Financial Sector Regulation and Infrastructure

With the implementation of global regulatory reforms most of the major international banks have become more resilient in terms of capital and liquidity. However, risks of divergence from the demanding global standards amidst discriminatory treatment of foreign financial institutions seem to have increased. Scaling down on correspondent banking activities by some of the major global banks due to regulatory and profitability concerns may discourage formal financial intermediation channels to reach out to financially underserved parts of the world. At the same time, some risks inherent in banks may be getting transferred to other segments of the financial markets due to increased regulatory scrutiny and elevated capital requirements for banks.

While regulatory measures on partial credit enhancement will support the corporate bond market in India, the guidelines on market mechanism and large exposures will help in reducing banks’ exposures to large corporates. The macroprudential and other regulatory measures are expected to enhance transparency in the functioning of financial markets and empower customers with wider product-choices and more effective mechanism for grievance redressal.

The Securities and Exchange Board of India (SEBI) has taken several measures that include tightening of insider trading norms and enhancing transparency in the policies and procedures adopted by credit rating agencies (CRAs).

The guidelines issued by Insurance Regulatory and Development Authority of India (IRDAI) seek to address operational aspects such as monitoring the foreign direct investment in insurance sector, approval of share transfer, and ceiling of holdings on various classes of investors, among others.

The National Pension System (NPS) continued to gain traction in terms of the number of subscribers as well as assets under management (AUM). Introduction of two new life cycle funds and creation of a separate asset class for alternate investment are expected to provide more options to investors in pension schemes.

Assessment of Systemic Risk

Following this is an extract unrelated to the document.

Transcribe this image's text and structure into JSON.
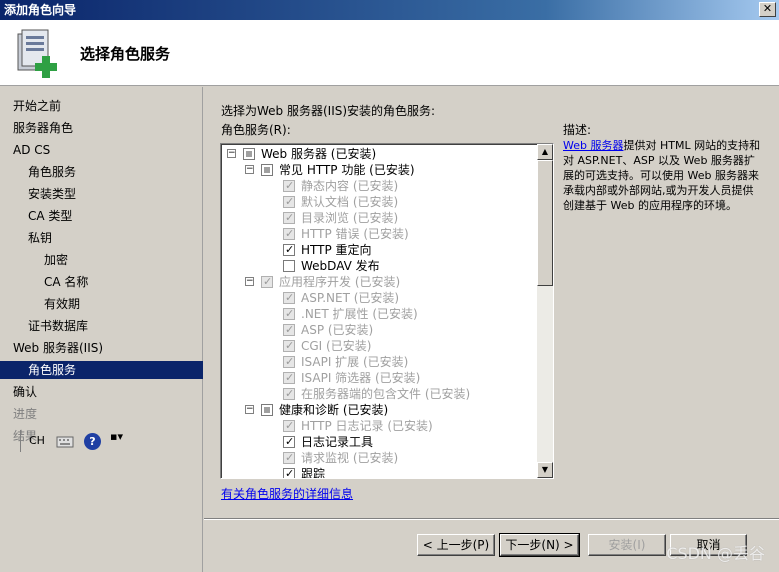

India’s financial system remains stable. The stress on banking sector, particularly the PSBs remain significant. The results of the latest systemic risk survey (Annex 1) conducted by the Reserve Bank in October 2016 indicated that among risks affecting the financial system, ‘global risks’ were perceived to be in ‘medium’ category while average quality of credit was expected to remain unchanged over the next quarter.